For each entry that follows, produce an exact copy.

----------------------------------------

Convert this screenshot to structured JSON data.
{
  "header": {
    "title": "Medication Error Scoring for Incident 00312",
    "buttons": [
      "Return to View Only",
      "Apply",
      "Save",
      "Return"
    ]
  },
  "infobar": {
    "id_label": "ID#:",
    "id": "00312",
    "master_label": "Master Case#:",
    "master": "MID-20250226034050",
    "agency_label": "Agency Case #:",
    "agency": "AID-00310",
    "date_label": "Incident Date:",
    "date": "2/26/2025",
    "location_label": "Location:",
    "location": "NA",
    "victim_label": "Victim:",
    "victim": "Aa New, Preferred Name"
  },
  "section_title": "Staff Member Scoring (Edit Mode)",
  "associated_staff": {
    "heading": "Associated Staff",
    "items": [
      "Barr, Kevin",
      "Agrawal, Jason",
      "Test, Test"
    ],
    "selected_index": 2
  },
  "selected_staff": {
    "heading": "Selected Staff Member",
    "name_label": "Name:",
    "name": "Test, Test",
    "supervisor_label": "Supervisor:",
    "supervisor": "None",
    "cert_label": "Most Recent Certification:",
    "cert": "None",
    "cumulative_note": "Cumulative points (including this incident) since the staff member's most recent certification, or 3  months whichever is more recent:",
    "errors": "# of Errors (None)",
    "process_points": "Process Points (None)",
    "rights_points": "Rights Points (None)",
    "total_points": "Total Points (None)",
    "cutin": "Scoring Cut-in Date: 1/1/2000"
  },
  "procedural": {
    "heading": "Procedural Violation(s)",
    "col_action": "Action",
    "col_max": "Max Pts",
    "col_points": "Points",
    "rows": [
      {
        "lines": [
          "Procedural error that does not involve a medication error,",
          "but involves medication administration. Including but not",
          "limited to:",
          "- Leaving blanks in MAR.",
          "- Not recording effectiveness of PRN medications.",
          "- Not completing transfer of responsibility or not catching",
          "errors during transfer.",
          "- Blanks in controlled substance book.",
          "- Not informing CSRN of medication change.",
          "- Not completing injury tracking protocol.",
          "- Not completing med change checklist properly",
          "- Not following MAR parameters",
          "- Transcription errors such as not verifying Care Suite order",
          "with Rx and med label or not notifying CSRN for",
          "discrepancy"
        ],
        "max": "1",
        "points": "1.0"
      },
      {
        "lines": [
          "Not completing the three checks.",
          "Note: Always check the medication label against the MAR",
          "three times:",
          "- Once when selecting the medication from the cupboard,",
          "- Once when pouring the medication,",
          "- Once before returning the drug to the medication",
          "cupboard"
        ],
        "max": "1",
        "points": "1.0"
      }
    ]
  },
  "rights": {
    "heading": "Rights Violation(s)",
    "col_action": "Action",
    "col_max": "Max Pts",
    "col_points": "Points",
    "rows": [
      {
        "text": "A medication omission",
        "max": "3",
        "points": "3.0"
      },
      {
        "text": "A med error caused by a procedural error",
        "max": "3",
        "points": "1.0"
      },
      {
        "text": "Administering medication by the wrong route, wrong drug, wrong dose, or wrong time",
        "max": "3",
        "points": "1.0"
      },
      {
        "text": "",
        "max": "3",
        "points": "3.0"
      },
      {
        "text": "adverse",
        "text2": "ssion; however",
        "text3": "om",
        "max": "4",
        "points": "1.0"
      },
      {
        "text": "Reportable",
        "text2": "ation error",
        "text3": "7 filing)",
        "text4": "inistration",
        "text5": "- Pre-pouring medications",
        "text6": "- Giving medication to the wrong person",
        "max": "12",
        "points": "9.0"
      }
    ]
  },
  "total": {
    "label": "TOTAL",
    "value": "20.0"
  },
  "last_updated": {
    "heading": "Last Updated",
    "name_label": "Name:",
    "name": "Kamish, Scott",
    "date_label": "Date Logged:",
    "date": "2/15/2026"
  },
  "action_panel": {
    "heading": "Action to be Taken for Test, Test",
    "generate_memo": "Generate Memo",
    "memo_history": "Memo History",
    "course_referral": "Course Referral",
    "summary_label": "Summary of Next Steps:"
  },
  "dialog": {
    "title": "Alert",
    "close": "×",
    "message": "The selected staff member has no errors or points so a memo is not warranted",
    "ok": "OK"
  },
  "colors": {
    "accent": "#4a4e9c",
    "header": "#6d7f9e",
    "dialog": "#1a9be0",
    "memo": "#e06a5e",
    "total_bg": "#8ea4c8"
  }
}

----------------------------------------

* [RESPONSE AREA]:
Convert this screenshot to structured JSON data.
{
  "header": {
    "title": "Medication Error Scoring for Incident 00312",
    "buttons": [
      "Return to View Only",
      "Apply",
      "Save",
      "Return"
    ]
  },
  "infobar": {
    "id_label": "ID#:",
    "id": "00312",
    "master_label": "Master Case#:",
    "master": "MID-20250226034050",
    "agency_label": "Agency Case #:",
    "agency": "AID-00310",
    "date_label": "Incident Date:",
    "date": "2/26/2025",
    "location_label": "Location:",
    "location": "NA",
    "victim_label": "Victim:",
    "victim": "Aa New, Preferred Name"
  },
  "section_title": "Staff Member Scoring (Edit Mode)",
  "associated_staff": {
    "heading": "Associated Staff",
    "items": [
      "Barr, Kevin",
      "Agrawal, Jason",
      "Test, Test"
    ],
    "selected_index": 2
  },
  "selected_staff": {
    "heading": "Selected Staff Member",
    "name_label": "Name:",
    "name": "Test, Test",
    "supervisor_label": "Supervisor:",
    "supervisor": "None",
    "cert_label": "Most Recent Certification:",
    "cert": "None",
    "cumulative_note": "Cumulative points (including this incident) since the staff member's most recent certification, or 3  months whichever is more recent:",
    "errors": "# of Errors (None)",
    "process_points": "Process Points (None)",
    "rights_points": "Rights Points (None)",
    "total_points": "Total Points (None)",
    "cutin": "Scoring Cut-in Date: 1/1/2000"
  },
  "procedural": {
    "heading": "Procedural Violation(s)",
    "col_action": "Action",
    "col_max": "Max Pts",
    "col_points": "Points",
    "rows": [
      {
        "lines": [
          "Procedural error that does not involve a medication error,",
          "but involves medication administration. Including but not",
          "limited to:",
          "- Leaving blanks in MAR.",
          "- Not recording effectiveness of PRN medications.",
          "- Not completing transfer of responsibility or not catching",
          "errors during transfer.",
          "- Blanks in controlled substance book.",
          "- Not informing CSRN of medication change.",
          "- Not completing injury tracking protocol.",
          "- Not completing med change checklist properly",
          "- Not following MAR parameters",
          "- Transcription errors such as not verifying Care Suite order",
          "with Rx and med label or not notifying CSRN for",
          "discrepancy"
        ],
        "max": "1",
        "points": "1.0"
      },
      {
        "lines": [
          "Not completing the three checks.",
          "Note: Always check the medication label against the MAR",
          "three times:",
          "- Once when selecting the medication from the cupboard,",
          "- Once when pouring the medication,",
          "- Once before returning the drug to the medication",
          "cupboard"
        ],
        "max": "1",
        "points": "1.0"
      }
    ]
  },
  "rights": {
    "heading": "Rights Violation(s)",
    "col_action": "Action",
    "col_max": "Max Pts",
    "col_points": "Points",
    "rows": [
      {
        "text": "A medication omission",
        "max": "3",
        "points": "3.0"
      },
      {
        "text": "A med error caused by a procedural error",
        "max": "3",
        "points": "1.0"
      },
      {
        "text": "Administering medication by the wrong route, wrong drug, wrong dose, or wrong time",
        "max": "3",
        "points": "1.0"
      },
      {
        "text": "",
        "max": "3",
        "points": "3.0"
      },
      {
        "text": "adverse",
        "text2": "ssion; however",
        "text3": "om",
        "max": "4",
        "points": "1.0"
      },
      {
        "text": "Reportable",
        "text2": "ation error",
        "text3": "7 filing)",
        "text4": "inistration",
        "text5": "- Pre-pouring medications",
        "text6": "- Giving medication to the wrong person",
        "max": "12",
        "points": "9.0"
      }
    ]
  },
  "total": {
    "label": "TOTAL",
    "value": "20.0"
  },
  "last_updated": {
    "heading": "Last Updated",
    "name_label": "Name:",
    "name": "Kamish, Scott",
    "date_label": "Date Logged:",
    "date": "2/15/2026"
  },
  "action_panel": {
    "heading": "Action to be Taken for Test, Test",
    "generate_memo": "Generate Memo",
    "memo_history": "Memo History",
    "course_referral": "Course Referral",
    "summary_label": "Summary of Next Steps:"
  },
  "dialog": {
    "title": "Alert",
    "close": "×",
    "message": "The selected staff member has no errors or points so a memo is not warranted",
    "ok": "OK"
  },
  "colors": {
    "accent": "#4a4e9c",
    "header": "#6d7f9e",
    "dialog": "#1a9be0",
    "memo": "#e06a5e",
    "total_bg": "#8ea4c8"
  }
}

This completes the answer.